Enter the night soil cartmen. These men made a living after dark, entering tenement districts and removing the “night soil”—a creative euphemism for excrement—from outdoor privies.

The guy who actually picked up the waste (using a cart probably similar to this garbage cart above) apparently worked for a company, which was awarded a city contract take care of unsanitary things like dead animals, trash, and tons of human waste.


Where did they take the night soil? “In New York, the reeking loads were sometimes carted off to country farms to be used as fertilizer,” states a piece from Atlas Obscura.

“But more often they were hauled through the night to a designated pier and dumped into the Hudson or East Rivers (and sometimes mistakenly onto the private boats below), creating a stinking, festering shoreline. The waste would settle into the slips and city workers would periodically have to dredge the excrement so that boats could actually dock.”
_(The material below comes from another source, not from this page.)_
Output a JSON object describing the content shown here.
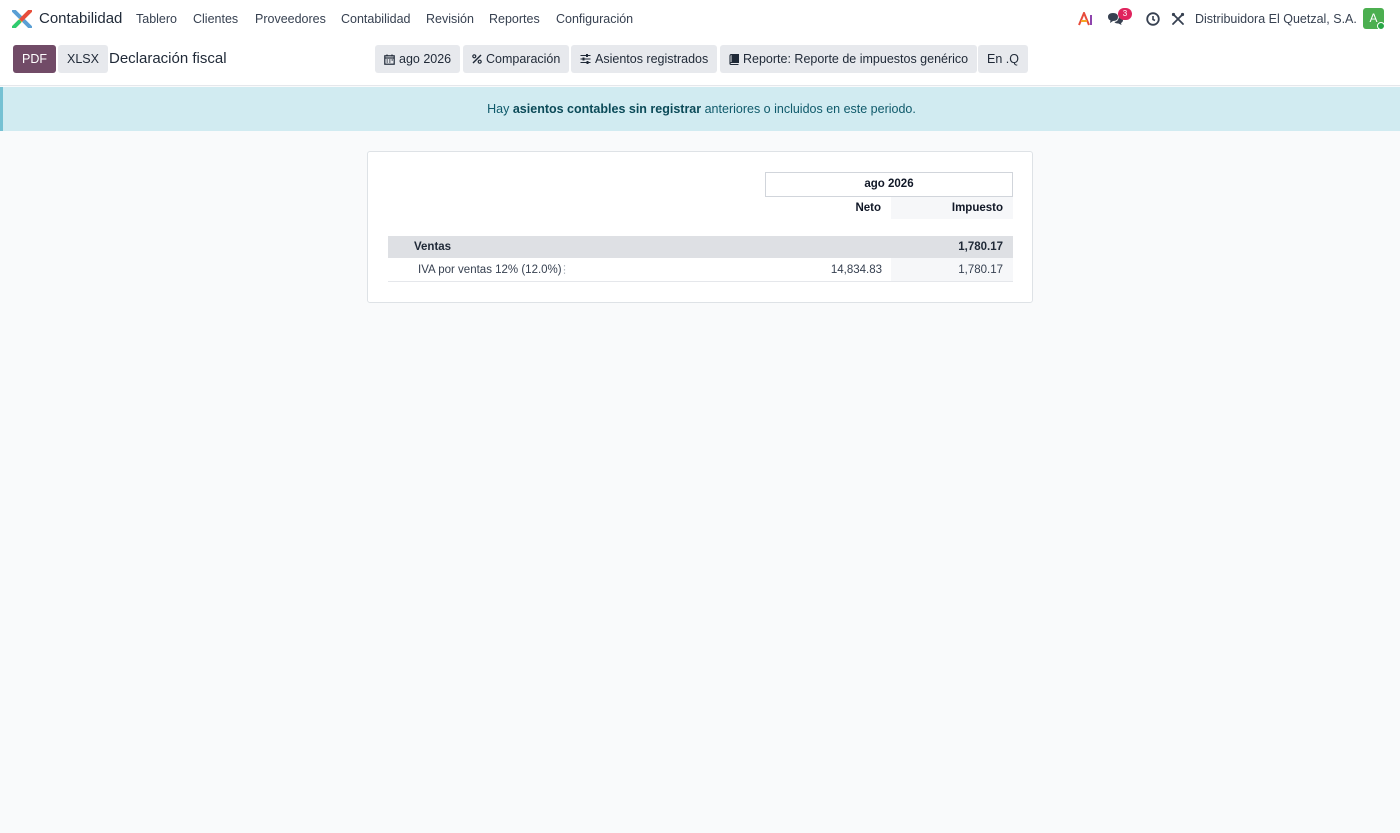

The job must have been deeply unpleasant, but it was an important one. Trucking away the night soil certainly helped cut back on disease and made poor neighborhoods packed with people slightly more habitable.

Like the blacksmith and streetcar conductor, the night soil cartman disappeared after the turn of the century in New York and other U.S. cities. Think about his job this Labor Day. Working in a cube farm won’t sound like such a bad thing after all!

[Top photo: NYPL; second photo: NYPL; third image: Brooklyn Daily Eagle; fourth photo: MCNY collections/Robert L. Bracklow, 93.91.281]